#### Problem description
Lines in the data below that contain the word "icon" are to be copied.

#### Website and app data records
::::
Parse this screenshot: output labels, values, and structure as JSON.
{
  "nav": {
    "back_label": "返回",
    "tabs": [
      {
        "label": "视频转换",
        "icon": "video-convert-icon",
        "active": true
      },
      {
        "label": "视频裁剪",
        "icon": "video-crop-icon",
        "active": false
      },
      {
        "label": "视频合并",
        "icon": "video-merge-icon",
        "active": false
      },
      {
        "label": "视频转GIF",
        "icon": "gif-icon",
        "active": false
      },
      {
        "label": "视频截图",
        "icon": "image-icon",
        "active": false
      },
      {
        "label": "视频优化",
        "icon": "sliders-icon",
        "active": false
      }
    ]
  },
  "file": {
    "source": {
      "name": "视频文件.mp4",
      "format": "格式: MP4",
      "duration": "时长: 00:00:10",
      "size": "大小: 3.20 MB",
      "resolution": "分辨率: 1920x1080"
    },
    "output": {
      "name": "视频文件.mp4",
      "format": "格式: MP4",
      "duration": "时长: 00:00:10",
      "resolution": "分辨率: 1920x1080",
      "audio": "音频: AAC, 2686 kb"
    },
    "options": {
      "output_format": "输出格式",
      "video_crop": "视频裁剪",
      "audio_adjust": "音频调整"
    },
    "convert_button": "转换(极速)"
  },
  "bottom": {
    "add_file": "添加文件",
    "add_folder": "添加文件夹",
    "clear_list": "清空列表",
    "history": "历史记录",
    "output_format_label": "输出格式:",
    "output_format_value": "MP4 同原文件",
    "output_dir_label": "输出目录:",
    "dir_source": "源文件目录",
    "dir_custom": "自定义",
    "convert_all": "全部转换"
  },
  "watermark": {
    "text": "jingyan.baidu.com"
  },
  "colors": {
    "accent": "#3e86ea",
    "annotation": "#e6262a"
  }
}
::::
#### Response
        "icon": "video-convert-icon",
        "icon": "video-crop-icon",
        "icon": "video-merge-icon",
        "icon": "gif-icon",
        "icon": "image-icon",
        "icon": "sliders-icon",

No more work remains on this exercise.